#### [TASK OBJECTIVE]
Note each line in the data below that holds "this", and copy it.
--*--
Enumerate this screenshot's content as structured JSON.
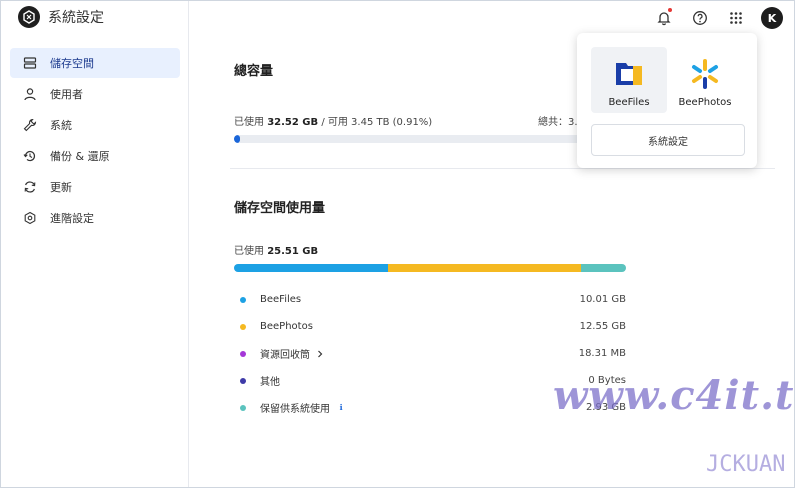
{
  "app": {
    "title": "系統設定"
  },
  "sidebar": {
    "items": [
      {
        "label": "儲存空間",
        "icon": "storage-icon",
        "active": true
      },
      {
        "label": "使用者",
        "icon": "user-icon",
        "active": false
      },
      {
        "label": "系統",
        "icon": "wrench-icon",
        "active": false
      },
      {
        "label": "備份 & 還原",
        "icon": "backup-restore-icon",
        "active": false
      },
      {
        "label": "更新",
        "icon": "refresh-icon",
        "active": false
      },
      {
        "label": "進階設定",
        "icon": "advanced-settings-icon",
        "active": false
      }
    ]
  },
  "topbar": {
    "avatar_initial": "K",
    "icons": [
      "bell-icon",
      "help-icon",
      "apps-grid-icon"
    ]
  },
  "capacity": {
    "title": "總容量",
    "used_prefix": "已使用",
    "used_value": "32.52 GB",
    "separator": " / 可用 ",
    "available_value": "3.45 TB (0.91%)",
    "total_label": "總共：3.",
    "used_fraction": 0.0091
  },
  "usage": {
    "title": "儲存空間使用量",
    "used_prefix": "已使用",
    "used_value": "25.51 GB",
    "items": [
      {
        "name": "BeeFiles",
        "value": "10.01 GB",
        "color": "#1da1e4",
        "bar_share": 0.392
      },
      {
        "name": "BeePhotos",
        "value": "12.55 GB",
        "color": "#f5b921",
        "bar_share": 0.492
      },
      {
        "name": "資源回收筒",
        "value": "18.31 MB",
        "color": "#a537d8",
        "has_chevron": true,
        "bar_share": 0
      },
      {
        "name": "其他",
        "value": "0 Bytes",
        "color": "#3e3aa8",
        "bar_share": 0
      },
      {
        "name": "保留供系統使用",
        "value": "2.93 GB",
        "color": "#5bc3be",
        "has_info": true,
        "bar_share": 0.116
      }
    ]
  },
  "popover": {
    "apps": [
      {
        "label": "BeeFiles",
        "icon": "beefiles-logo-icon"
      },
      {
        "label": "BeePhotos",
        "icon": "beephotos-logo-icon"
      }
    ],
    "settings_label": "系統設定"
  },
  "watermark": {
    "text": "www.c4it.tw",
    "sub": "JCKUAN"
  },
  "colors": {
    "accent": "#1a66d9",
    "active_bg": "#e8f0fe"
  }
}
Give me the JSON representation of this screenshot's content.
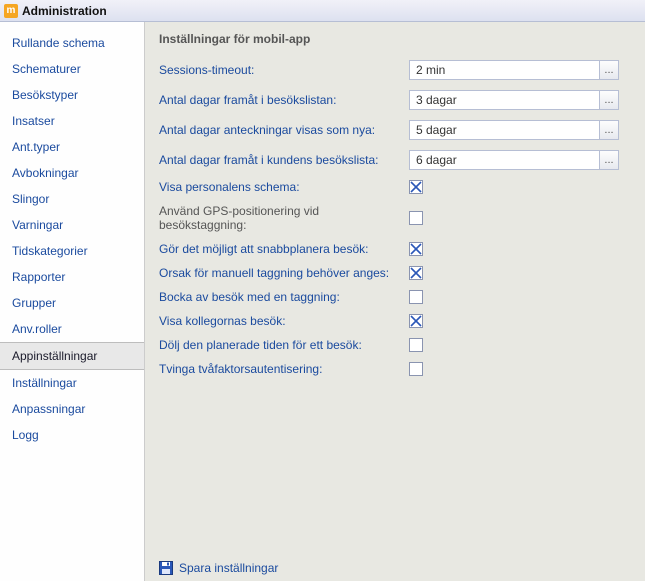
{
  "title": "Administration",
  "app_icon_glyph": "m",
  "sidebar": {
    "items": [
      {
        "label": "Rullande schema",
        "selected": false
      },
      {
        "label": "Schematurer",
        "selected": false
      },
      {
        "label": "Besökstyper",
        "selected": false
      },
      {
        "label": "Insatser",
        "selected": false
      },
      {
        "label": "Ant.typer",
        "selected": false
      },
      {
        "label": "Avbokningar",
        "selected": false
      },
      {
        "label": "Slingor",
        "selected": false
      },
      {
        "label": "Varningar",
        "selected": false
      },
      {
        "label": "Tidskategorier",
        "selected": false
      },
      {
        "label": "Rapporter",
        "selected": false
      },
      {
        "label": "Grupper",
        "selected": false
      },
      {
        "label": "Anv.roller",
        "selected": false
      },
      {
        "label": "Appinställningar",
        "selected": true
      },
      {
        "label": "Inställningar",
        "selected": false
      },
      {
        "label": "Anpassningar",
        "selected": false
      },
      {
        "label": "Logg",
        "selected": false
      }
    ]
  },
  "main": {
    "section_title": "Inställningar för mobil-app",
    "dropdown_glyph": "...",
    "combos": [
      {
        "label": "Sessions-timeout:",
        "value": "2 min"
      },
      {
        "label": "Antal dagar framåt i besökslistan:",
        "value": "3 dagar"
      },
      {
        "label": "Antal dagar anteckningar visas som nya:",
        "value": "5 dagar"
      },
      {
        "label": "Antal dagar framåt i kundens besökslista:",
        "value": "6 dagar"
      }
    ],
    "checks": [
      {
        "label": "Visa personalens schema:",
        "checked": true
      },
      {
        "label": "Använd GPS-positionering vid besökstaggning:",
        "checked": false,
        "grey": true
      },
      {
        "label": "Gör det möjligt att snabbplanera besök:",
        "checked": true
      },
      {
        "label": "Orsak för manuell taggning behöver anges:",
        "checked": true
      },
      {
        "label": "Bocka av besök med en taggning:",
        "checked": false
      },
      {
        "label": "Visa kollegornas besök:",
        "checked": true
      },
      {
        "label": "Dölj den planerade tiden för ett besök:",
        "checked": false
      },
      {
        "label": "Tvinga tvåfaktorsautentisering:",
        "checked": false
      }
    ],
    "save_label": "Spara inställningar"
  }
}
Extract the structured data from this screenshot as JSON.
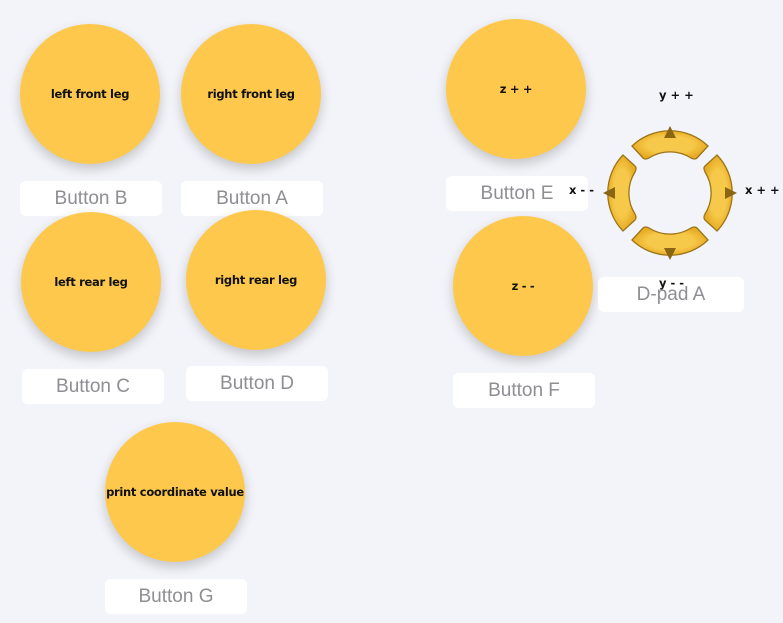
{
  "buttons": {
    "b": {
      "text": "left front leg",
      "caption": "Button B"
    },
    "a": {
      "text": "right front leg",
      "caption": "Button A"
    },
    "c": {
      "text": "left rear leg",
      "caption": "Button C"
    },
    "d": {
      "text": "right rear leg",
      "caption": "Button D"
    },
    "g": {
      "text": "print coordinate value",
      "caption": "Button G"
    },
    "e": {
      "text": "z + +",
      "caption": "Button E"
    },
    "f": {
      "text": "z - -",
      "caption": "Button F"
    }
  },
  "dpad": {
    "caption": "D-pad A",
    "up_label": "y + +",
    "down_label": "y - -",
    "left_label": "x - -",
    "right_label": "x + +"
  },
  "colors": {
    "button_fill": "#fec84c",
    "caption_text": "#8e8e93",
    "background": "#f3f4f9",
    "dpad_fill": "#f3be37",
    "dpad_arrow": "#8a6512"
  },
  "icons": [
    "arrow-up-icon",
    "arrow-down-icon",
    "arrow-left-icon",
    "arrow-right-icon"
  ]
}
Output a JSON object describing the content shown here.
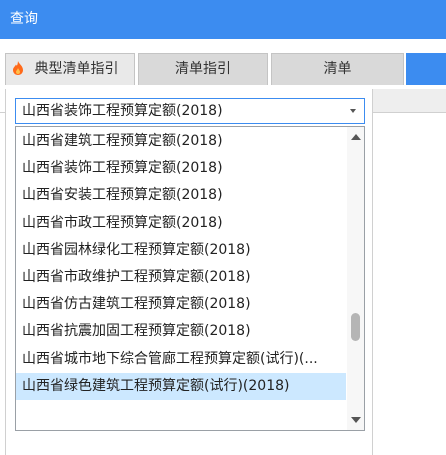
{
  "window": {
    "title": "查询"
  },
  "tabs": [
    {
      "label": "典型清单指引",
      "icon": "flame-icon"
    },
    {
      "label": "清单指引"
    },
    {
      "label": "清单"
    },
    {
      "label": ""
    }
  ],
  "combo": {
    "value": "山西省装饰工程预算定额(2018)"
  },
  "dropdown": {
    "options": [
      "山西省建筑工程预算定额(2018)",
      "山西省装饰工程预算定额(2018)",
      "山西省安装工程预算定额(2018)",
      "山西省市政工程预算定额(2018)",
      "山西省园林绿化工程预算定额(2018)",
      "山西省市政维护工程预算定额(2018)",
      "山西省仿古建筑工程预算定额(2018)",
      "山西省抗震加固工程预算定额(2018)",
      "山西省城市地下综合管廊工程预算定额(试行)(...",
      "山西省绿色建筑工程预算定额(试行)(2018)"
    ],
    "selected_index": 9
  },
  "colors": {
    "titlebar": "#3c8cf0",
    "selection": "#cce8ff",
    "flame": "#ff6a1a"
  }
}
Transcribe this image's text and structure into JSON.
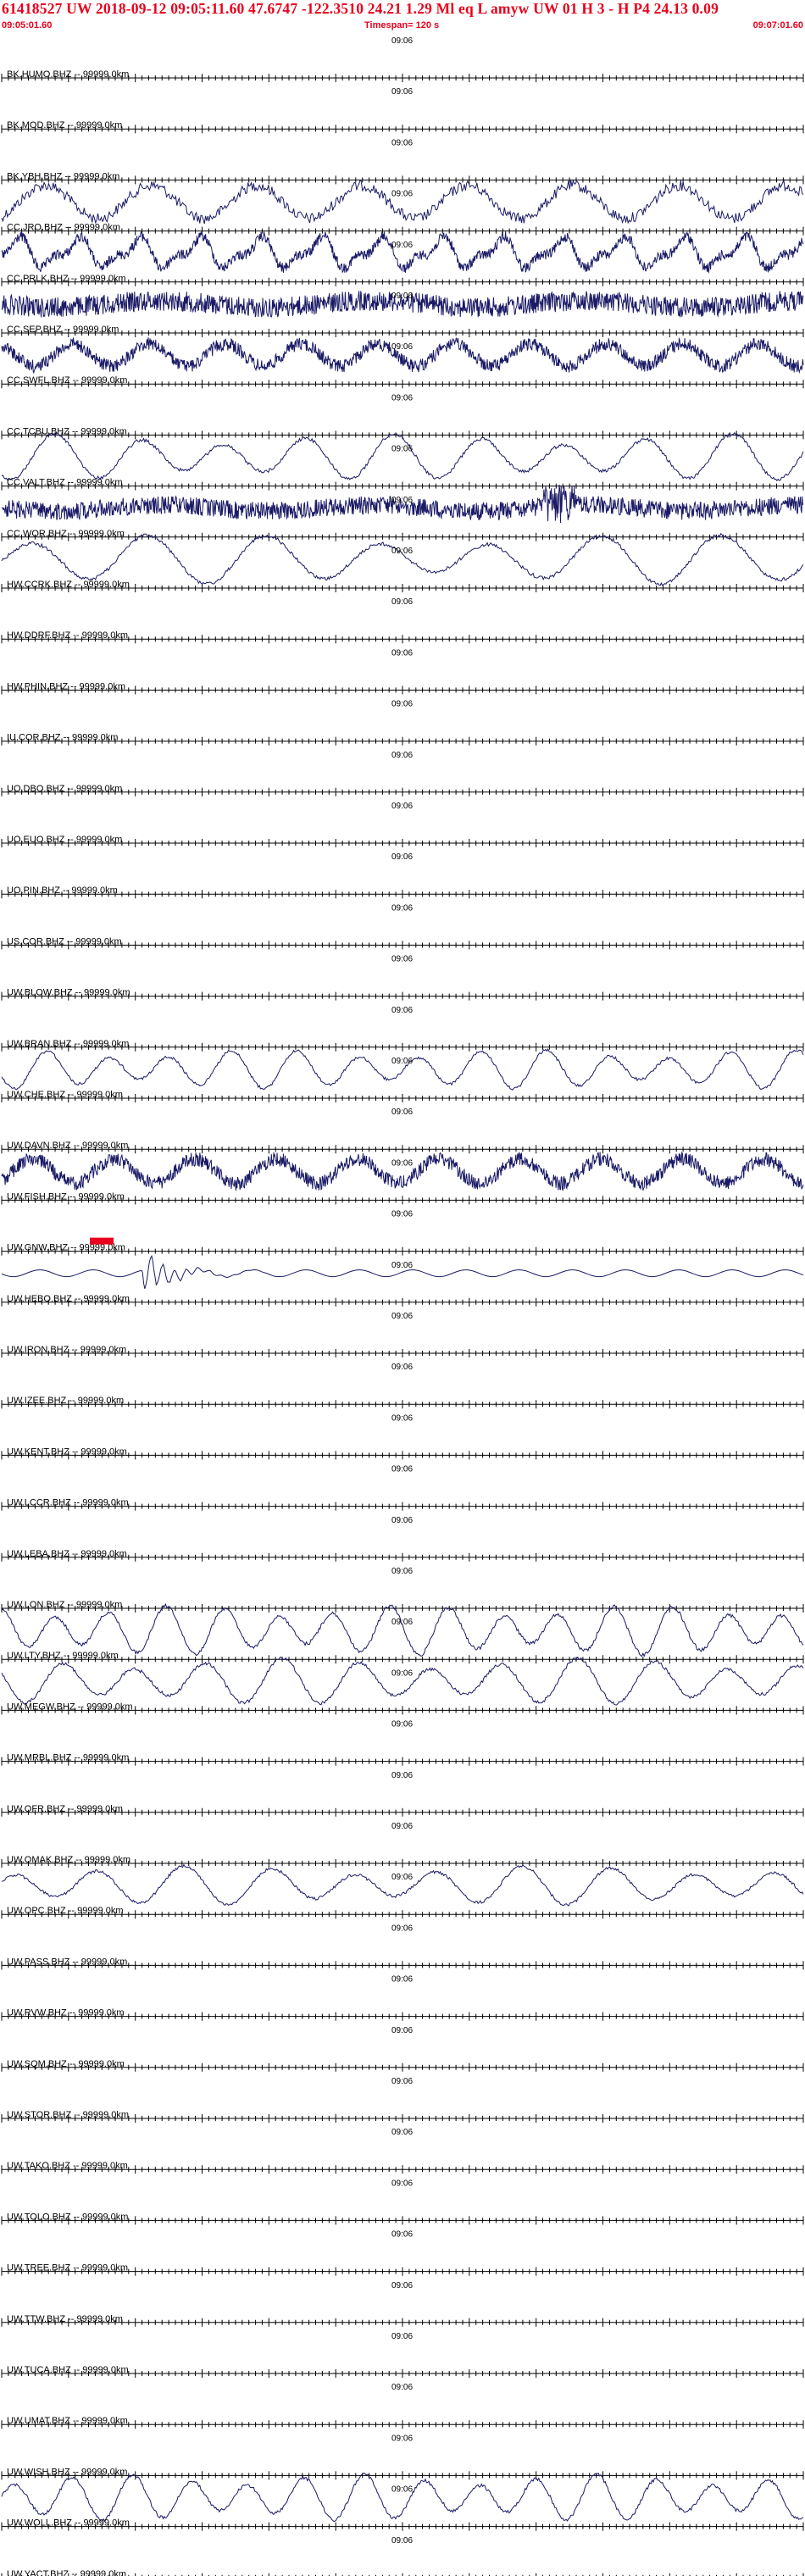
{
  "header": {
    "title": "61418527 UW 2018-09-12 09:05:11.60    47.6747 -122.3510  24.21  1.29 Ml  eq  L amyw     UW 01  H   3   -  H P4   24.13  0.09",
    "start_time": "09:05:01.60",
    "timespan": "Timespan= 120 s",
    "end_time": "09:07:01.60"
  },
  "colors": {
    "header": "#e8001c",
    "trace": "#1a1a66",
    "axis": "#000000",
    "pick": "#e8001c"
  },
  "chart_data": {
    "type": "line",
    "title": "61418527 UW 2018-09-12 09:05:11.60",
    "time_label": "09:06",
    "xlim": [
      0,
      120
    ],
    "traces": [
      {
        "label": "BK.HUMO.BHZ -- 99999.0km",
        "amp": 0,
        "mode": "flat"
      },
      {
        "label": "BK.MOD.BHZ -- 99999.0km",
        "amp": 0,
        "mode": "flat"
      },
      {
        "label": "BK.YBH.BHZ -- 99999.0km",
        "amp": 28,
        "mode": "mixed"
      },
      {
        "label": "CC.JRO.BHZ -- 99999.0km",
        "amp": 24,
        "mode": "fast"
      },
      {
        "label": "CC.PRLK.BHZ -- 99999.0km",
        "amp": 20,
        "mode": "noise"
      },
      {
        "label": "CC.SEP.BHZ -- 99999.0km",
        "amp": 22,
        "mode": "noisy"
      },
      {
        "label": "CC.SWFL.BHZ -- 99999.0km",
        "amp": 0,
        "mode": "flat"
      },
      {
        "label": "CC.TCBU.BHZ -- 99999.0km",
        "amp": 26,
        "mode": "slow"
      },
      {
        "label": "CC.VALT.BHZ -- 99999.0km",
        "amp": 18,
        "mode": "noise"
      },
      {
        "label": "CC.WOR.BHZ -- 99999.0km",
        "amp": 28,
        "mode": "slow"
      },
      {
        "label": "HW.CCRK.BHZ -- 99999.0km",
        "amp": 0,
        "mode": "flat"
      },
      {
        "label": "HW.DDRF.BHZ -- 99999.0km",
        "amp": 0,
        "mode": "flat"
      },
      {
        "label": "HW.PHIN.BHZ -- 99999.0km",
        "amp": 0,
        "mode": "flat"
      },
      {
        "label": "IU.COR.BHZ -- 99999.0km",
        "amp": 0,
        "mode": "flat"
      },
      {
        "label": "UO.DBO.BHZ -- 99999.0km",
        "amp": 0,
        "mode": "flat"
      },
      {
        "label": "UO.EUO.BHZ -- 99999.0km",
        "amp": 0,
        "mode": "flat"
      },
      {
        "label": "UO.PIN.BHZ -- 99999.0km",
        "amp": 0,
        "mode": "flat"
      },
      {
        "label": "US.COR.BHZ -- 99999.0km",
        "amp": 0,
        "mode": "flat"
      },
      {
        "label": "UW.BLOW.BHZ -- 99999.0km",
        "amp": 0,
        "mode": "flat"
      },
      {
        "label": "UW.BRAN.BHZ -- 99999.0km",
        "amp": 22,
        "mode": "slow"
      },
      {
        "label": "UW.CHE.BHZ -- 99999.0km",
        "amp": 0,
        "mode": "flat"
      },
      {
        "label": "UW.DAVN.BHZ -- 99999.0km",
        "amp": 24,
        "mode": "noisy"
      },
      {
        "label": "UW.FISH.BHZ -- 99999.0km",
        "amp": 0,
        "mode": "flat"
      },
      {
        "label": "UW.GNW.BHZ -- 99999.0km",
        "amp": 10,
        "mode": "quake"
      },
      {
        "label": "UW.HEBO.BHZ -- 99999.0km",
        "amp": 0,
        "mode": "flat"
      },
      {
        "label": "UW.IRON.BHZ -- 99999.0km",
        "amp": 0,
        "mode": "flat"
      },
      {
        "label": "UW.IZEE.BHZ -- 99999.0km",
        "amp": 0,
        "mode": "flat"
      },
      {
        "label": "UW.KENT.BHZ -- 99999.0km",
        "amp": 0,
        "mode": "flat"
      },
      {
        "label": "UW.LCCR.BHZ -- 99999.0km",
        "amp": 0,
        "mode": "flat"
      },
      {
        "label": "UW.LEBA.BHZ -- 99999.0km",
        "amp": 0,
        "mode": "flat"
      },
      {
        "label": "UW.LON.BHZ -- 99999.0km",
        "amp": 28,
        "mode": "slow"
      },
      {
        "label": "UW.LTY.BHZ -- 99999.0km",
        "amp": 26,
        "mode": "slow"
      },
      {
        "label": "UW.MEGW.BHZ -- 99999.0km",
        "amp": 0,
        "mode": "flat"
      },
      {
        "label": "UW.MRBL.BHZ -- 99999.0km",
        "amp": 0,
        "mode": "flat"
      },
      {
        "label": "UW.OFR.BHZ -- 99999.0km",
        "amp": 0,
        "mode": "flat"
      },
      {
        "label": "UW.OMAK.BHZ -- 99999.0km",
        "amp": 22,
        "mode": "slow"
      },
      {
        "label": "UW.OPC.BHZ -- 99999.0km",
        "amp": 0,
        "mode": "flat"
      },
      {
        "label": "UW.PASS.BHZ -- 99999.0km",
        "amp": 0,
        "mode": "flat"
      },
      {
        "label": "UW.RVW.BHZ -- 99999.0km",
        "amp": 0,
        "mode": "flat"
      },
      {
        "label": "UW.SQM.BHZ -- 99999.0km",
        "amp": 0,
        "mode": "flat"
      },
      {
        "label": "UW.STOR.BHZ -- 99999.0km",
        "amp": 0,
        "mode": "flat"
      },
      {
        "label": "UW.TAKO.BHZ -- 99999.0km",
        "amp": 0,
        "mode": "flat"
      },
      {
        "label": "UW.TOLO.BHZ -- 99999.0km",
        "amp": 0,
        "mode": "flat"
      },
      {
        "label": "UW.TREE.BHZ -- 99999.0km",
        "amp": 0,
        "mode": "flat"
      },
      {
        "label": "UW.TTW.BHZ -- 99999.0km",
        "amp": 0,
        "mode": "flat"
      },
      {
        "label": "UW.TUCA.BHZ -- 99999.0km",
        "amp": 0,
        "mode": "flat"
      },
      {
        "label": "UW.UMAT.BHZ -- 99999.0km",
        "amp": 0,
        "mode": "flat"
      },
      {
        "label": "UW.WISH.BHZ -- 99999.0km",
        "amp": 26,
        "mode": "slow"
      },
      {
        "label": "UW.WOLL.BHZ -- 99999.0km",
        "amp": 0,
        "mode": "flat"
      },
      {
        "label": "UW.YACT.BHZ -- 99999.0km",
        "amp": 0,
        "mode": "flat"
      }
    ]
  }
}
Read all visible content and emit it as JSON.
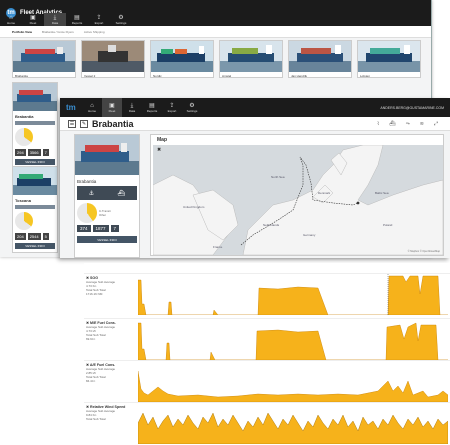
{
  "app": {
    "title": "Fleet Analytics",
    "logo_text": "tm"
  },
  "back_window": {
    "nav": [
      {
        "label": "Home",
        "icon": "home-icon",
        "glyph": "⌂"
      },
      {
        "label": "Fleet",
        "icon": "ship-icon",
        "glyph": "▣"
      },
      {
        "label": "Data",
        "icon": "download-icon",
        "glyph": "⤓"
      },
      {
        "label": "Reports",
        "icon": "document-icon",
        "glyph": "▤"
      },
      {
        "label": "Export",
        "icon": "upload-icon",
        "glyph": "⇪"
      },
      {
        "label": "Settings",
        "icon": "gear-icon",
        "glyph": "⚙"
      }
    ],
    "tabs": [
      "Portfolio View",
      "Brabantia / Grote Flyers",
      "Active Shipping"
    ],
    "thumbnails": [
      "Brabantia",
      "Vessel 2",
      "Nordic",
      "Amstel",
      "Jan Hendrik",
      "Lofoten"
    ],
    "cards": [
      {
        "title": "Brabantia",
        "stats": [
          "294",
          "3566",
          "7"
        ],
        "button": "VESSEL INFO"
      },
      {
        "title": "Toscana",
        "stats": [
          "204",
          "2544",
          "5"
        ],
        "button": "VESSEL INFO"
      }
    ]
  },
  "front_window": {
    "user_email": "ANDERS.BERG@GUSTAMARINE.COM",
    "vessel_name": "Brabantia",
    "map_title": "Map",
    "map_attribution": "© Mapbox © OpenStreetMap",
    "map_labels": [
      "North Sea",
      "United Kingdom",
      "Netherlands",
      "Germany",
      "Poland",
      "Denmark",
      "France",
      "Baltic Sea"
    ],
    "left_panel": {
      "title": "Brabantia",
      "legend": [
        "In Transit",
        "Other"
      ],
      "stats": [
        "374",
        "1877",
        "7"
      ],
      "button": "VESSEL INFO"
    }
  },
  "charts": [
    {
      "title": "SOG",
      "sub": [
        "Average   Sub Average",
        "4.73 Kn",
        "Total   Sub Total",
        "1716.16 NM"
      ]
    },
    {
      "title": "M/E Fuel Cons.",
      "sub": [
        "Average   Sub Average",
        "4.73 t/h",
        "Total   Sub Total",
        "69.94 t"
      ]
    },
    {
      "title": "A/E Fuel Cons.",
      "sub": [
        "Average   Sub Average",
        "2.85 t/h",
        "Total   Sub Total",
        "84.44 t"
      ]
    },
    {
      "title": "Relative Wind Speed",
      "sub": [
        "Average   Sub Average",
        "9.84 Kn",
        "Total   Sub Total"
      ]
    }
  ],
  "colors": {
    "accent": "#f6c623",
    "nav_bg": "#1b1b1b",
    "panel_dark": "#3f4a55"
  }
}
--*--
#### [REPLY]
Enumerate this screenshot's content as structured JSON.
Give me the JSON representation of this screenshot's content.
Extract the structured data from this screenshot as JSON.
Transcribe this image's text and structure into JSON.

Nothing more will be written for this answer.